### Task goal
Here the job is to restate every entry word for word.

### Task inputs
+---+
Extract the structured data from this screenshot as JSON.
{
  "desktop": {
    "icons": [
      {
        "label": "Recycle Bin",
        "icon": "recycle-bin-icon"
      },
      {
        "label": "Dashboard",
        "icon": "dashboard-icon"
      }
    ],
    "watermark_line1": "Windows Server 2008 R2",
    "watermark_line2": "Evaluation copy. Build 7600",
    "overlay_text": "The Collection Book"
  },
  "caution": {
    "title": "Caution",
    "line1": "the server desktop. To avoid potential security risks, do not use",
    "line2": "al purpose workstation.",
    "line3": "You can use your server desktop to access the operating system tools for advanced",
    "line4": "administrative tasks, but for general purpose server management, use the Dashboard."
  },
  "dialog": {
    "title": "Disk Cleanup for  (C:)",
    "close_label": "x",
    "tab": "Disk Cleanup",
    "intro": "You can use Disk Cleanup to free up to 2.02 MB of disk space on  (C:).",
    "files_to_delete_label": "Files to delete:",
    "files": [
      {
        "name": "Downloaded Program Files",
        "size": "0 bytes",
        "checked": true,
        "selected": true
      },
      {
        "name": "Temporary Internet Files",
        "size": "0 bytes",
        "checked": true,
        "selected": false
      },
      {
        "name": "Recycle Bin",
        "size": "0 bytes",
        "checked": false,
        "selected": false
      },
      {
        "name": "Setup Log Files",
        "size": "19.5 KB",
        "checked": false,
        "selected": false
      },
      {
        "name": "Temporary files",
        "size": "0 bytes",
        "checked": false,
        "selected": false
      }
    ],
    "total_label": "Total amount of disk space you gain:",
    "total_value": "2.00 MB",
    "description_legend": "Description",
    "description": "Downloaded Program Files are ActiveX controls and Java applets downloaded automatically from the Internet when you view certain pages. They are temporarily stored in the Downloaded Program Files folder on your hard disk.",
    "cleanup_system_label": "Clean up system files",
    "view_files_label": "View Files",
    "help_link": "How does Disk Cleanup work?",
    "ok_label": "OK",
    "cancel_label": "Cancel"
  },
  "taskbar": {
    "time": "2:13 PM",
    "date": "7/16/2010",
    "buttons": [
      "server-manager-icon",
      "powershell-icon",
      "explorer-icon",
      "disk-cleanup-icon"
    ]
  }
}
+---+
### Response to this task
Extract the structured data from this screenshot as JSON.
{
  "desktop": {
    "icons": [
      {
        "label": "Recycle Bin",
        "icon": "recycle-bin-icon"
      },
      {
        "label": "Dashboard",
        "icon": "dashboard-icon"
      }
    ],
    "watermark_line1": "Windows Server 2008 R2",
    "watermark_line2": "Evaluation copy. Build 7600",
    "overlay_text": "The Collection Book"
  },
  "caution": {
    "title": "Caution",
    "line1": "the server desktop. To avoid potential security risks, do not use",
    "line2": "al purpose workstation.",
    "line3": "You can use your server desktop to access the operating system tools for advanced",
    "line4": "administrative tasks, but for general purpose server management, use the Dashboard."
  },
  "dialog": {
    "title": "Disk Cleanup for  (C:)",
    "close_label": "x",
    "tab": "Disk Cleanup",
    "intro": "You can use Disk Cleanup to free up to 2.02 MB of disk space on  (C:).",
    "files_to_delete_label": "Files to delete:",
    "files": [
      {
        "name": "Downloaded Program Files",
        "size": "0 bytes",
        "checked": true,
        "selected": true
      },
      {
        "name": "Temporary Internet Files",
        "size": "0 bytes",
        "checked": true,
        "selected": false
      },
      {
        "name": "Recycle Bin",
        "size": "0 bytes",
        "checked": false,
        "selected": false
      },
      {
        "name": "Setup Log Files",
        "size": "19.5 KB",
        "checked": false,
        "selected": false
      },
      {
        "name": "Temporary files",
        "size": "0 bytes",
        "checked": false,
        "selected": false
      }
    ],
    "total_label": "Total amount of disk space you gain:",
    "total_value": "2.00 MB",
    "description_legend": "Description",
    "description": "Downloaded Program Files are ActiveX controls and Java applets downloaded automatically from the Internet when you view certain pages. They are temporarily stored in the Downloaded Program Files folder on your hard disk.",
    "cleanup_system_label": "Clean up system files",
    "view_files_label": "View Files",
    "help_link": "How does Disk Cleanup work?",
    "ok_label": "OK",
    "cancel_label": "Cancel"
  },
  "taskbar": {
    "time": "2:13 PM",
    "date": "7/16/2010",
    "buttons": [
      "server-manager-icon",
      "powershell-icon",
      "explorer-icon",
      "disk-cleanup-icon"
    ]
  }
}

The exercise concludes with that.